* [TASK INSTRUCTIONS] What is needed is the full listing written out exactly, minus the pictures.
[SOURCE MATERIAL — start]
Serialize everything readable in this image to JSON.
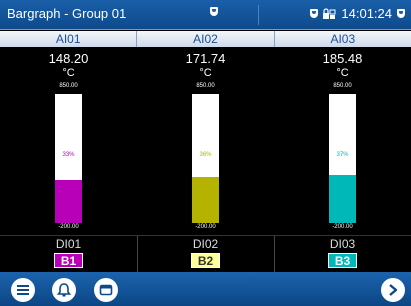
{
  "header": {
    "title": "Bargraph - Group 01",
    "time": "14:01:24"
  },
  "columns": [
    {
      "name": "AI01",
      "value": "148.20",
      "unit": "°C",
      "max": "850.00",
      "min": "-200.00",
      "percent_label": "33%",
      "fill_fraction": 0.33,
      "color": "#b700b7"
    },
    {
      "name": "AI02",
      "value": "171.74",
      "unit": "°C",
      "max": "850.00",
      "min": "-200.00",
      "percent_label": "36%",
      "fill_fraction": 0.36,
      "color": "#b3b300"
    },
    {
      "name": "AI03",
      "value": "185.48",
      "unit": "°C",
      "max": "850.00",
      "min": "-200.00",
      "percent_label": "37%",
      "fill_fraction": 0.37,
      "color": "#00b8b8"
    }
  ],
  "digital": [
    {
      "name": "DI01",
      "badge": "B1",
      "badge_bg": "#b700b7",
      "badge_fg": "#ffffff"
    },
    {
      "name": "DI02",
      "badge": "B2",
      "badge_bg": "#ffff99",
      "badge_fg": "#333333"
    },
    {
      "name": "DI03",
      "badge": "B3",
      "badge_bg": "#00b8b8",
      "badge_fg": "#ffffff"
    }
  ],
  "toolbar": {
    "icons": [
      "list-menu-icon",
      "alarm-bell-icon",
      "window-icon",
      "next-arrow-icon"
    ]
  }
}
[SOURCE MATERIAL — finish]
* [RESPONSE TO THIS EXERCISE]
Serialize everything readable in this image to JSON.
{
  "header": {
    "title": "Bargraph - Group 01",
    "time": "14:01:24"
  },
  "columns": [
    {
      "name": "AI01",
      "value": "148.20",
      "unit": "°C",
      "max": "850.00",
      "min": "-200.00",
      "percent_label": "33%",
      "fill_fraction": 0.33,
      "color": "#b700b7"
    },
    {
      "name": "AI02",
      "value": "171.74",
      "unit": "°C",
      "max": "850.00",
      "min": "-200.00",
      "percent_label": "36%",
      "fill_fraction": 0.36,
      "color": "#b3b300"
    },
    {
      "name": "AI03",
      "value": "185.48",
      "unit": "°C",
      "max": "850.00",
      "min": "-200.00",
      "percent_label": "37%",
      "fill_fraction": 0.37,
      "color": "#00b8b8"
    }
  ],
  "digital": [
    {
      "name": "DI01",
      "badge": "B1",
      "badge_bg": "#b700b7",
      "badge_fg": "#ffffff"
    },
    {
      "name": "DI02",
      "badge": "B2",
      "badge_bg": "#ffff99",
      "badge_fg": "#333333"
    },
    {
      "name": "DI03",
      "badge": "B3",
      "badge_bg": "#00b8b8",
      "badge_fg": "#ffffff"
    }
  ],
  "toolbar": {
    "icons": [
      "list-menu-icon",
      "alarm-bell-icon",
      "window-icon",
      "next-arrow-icon"
    ]
  }
}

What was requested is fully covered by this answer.